The timing of Microsoft’s acquisition of Nokia’s Devices and Services business isn’t going exactly according to plan, Brad Smith, general counsel and executive vice president of Legal & Corporate Affairs at Microsoft, said in a blog posted to the Microsoft site the evening of Sunday, March 23, perhaps intentionally putting out the news ahead of the Monday morning opening of some financial markets.
“The completion of this acquisition will mark the first step to bring Microsoft and the Nokia Devices and Services business together,” Smith said. “Our acquisition will accelerate our mobile-first, cloud-first imperatives. We’re looking forward to accelerating innovation and market adoption for Windows Phone and introducing the next billion customers to Microsoft services via Nokia mobile phones.”
Except none of that is happening yet.
Nokia has received global regulatory approvals in 15 markets on five continents, but the “final markets” aren’t exactly hustling toward the first quarter of 2014 deadline Nokia announced Sept. 3. Smith set a new deadline of April.
“In the interim, he added, “our top priority continues to be maintaining a great experience for consumers and business continuity for our partners.”
That could mean a deeper continuation of Microsoft’s support of the Android platform, if, as the Register points out, Smith’s and—accelerating Windows Phone adoption and introducing more customers to Nokia—is significant.
At the Mobile World Congress trade show in February, Nokia introduced the Nokia X, a smartphone with a 4-inch display, a dual-SIM option, a palette of bright back-cover colors and the ability to download Android apps while still accessing Nokia features such as Here Maps and MixRadio. The phone is priced at around $150.
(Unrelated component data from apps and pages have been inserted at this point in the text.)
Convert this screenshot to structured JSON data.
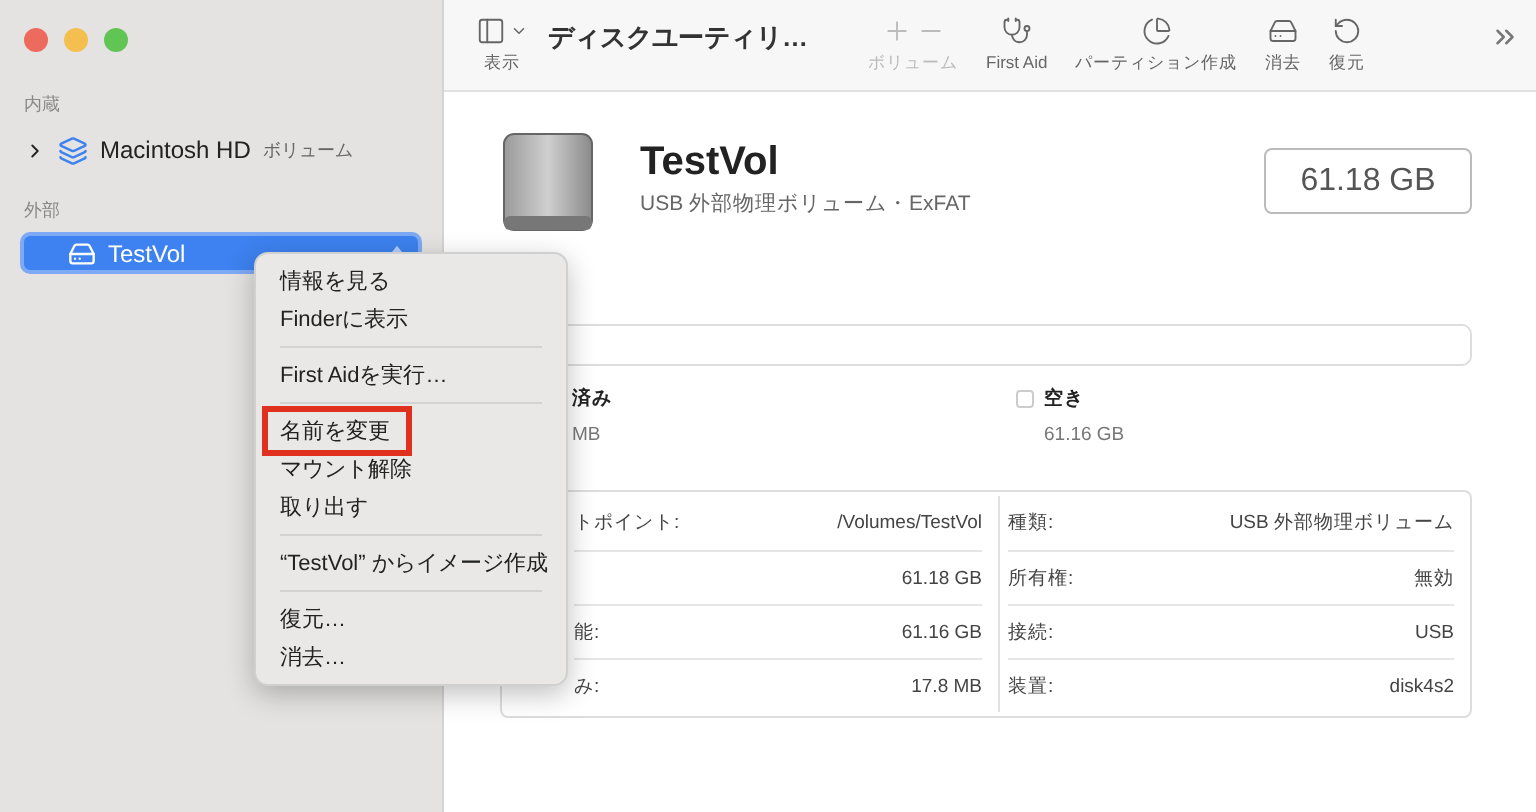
{
  "sidebar": {
    "sections": [
      {
        "heading": "内蔵",
        "items": [
          {
            "kind": "container",
            "name": "Macintosh HD",
            "detail": "ボリューム",
            "expanded": false,
            "selected": false
          }
        ]
      },
      {
        "heading": "外部",
        "items": [
          {
            "kind": "volume",
            "name": "TestVol",
            "selected": true
          }
        ]
      }
    ]
  },
  "toolbar": {
    "view_label": "表示",
    "title": "ディスクユーティリ…",
    "items": [
      {
        "kind": "volume",
        "label": "ボリューム",
        "disabled": true
      },
      {
        "kind": "first-aid",
        "label": "First Aid",
        "disabled": false
      },
      {
        "kind": "partition",
        "label": "パーティション作成",
        "disabled": false
      },
      {
        "kind": "erase",
        "label": "消去",
        "disabled": false
      },
      {
        "kind": "restore",
        "label": "復元",
        "disabled": false
      }
    ]
  },
  "volume": {
    "name": "TestVol",
    "subtitle": "USB 外部物理ボリューム・ExFAT",
    "capacity": "61.18 GB"
  },
  "usage": {
    "legend": [
      {
        "label": "済み",
        "value": "MB"
      },
      {
        "label": "空き",
        "value": "61.16 GB"
      }
    ]
  },
  "info": {
    "left": [
      {
        "label": "トポイント:",
        "value": "/Volumes/TestVol"
      },
      {
        "value": "61.18 GB"
      },
      {
        "label": "能:",
        "value": "61.16 GB"
      },
      {
        "label": "み:",
        "value": "17.8 MB"
      }
    ],
    "right": [
      {
        "label": "種類:",
        "value": "USB 外部物理ボリューム"
      },
      {
        "label": "所有権:",
        "value": "無効"
      },
      {
        "label": "接続:",
        "value": "USB"
      },
      {
        "label": "装置:",
        "value": "disk4s2"
      }
    ]
  },
  "context_menu": {
    "groups": [
      [
        {
          "label": "情報を見る",
          "highlighted": false
        },
        {
          "label": "Finderに表示",
          "highlighted": false
        }
      ],
      [
        {
          "label": "First Aidを実行…",
          "highlighted": false
        }
      ],
      [
        {
          "label": "名前を変更",
          "highlighted": true
        },
        {
          "label": "マウント解除",
          "highlighted": false
        },
        {
          "label": "取り出す",
          "highlighted": false
        }
      ],
      [
        {
          "label": "“TestVol” からイメージ作成",
          "highlighted": false
        }
      ],
      [
        {
          "label": "復元…",
          "highlighted": false
        },
        {
          "label": "消去…",
          "highlighted": false
        }
      ]
    ]
  }
}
Despite its relationship with Microsoft, Nokia chose to build the X on Android because “it was impossible to bring down the Windows OS-based Lumia phones to the same price range,” Ajey Mehta, Nokia’s vice president for the Middle East, told Gulf Business, according to a March 23 report. The Nokia X went on sale in the United Arab Emirates the same day.
“We have a lot of equity, a lot recall and people still trust the brand in that price-point. It’s a loved brand in that segment of $150 or below,” Mehta said.
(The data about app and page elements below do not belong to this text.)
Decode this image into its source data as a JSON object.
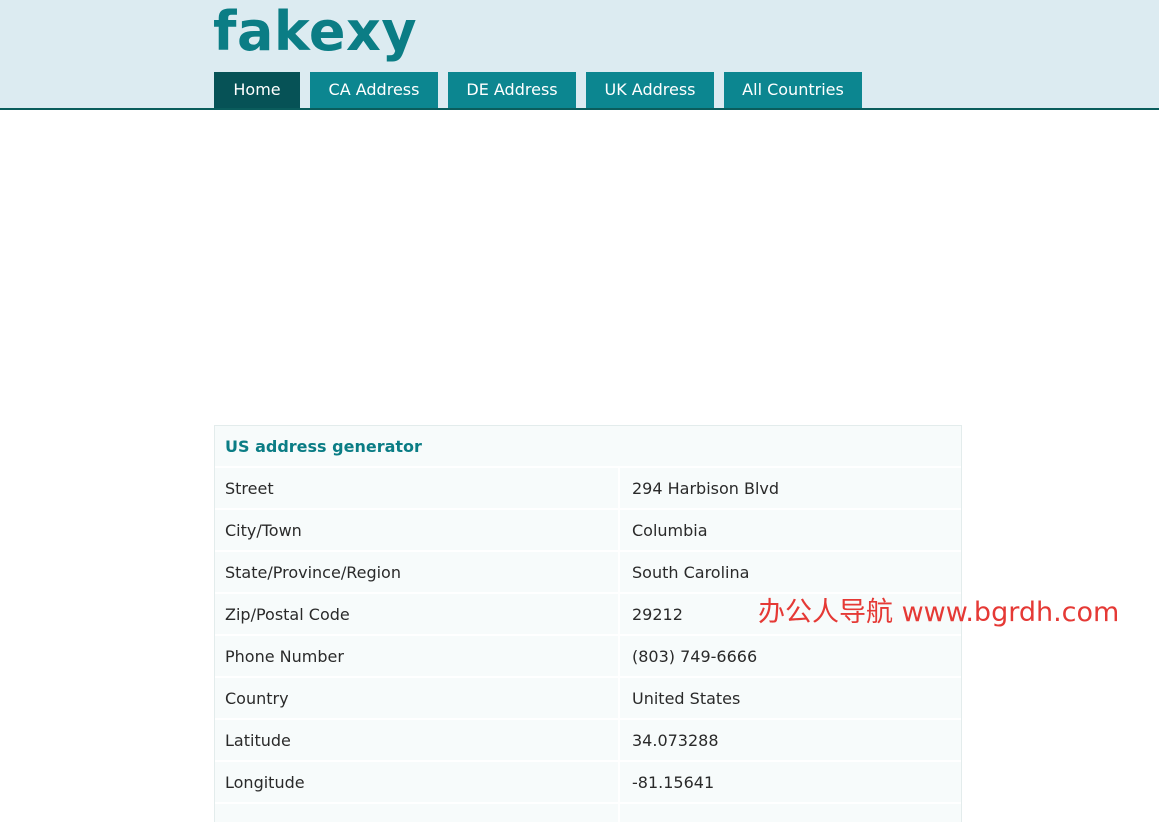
{
  "site": {
    "logo": "fakexy"
  },
  "nav": {
    "tabs": [
      {
        "label": "Home",
        "active": true
      },
      {
        "label": "CA Address",
        "active": false
      },
      {
        "label": "DE Address",
        "active": false
      },
      {
        "label": "UK Address",
        "active": false
      },
      {
        "label": "All Countries",
        "active": false
      }
    ]
  },
  "card": {
    "title": "US address generator",
    "rows": [
      {
        "label": "Street",
        "value": "294 Harbison Blvd"
      },
      {
        "label": "City/Town",
        "value": "Columbia"
      },
      {
        "label": "State/Province/Region",
        "value": "South Carolina"
      },
      {
        "label": "Zip/Postal Code",
        "value": "29212"
      },
      {
        "label": "Phone Number",
        "value": "(803) 749-6666"
      },
      {
        "label": "Country",
        "value": "United States"
      },
      {
        "label": "Latitude",
        "value": "34.073288"
      },
      {
        "label": "Longitude",
        "value": "-81.15641"
      }
    ]
  },
  "watermark": {
    "text": "办公人导航 www.bgrdh.com"
  },
  "colors": {
    "header_bg": "#dcebf1",
    "brand": "#0b7d85",
    "tab_bg": "#0c8690",
    "tab_active_bg": "#065256",
    "watermark": "#e53935"
  }
}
Nokia’s plan, he added, is to target consumers upgrading from feature phones to smartphones, get them—with the Android-aligned X—to stay with the Nokia brand and then ultimately get them to upgrade to a Windows Phone-based Lumia.
Nokia in a March 24 press statement on the delay took the extra step of pointing a finger at the area of delay.
“Certain anti-trust authorities in Asia … are still conducting their reviews,” said Nokia.
It added that it’s “confident the transaction will close” and that both Nokia and Microsoft are “working diligently” to make it happen as “expeditiously as possible.”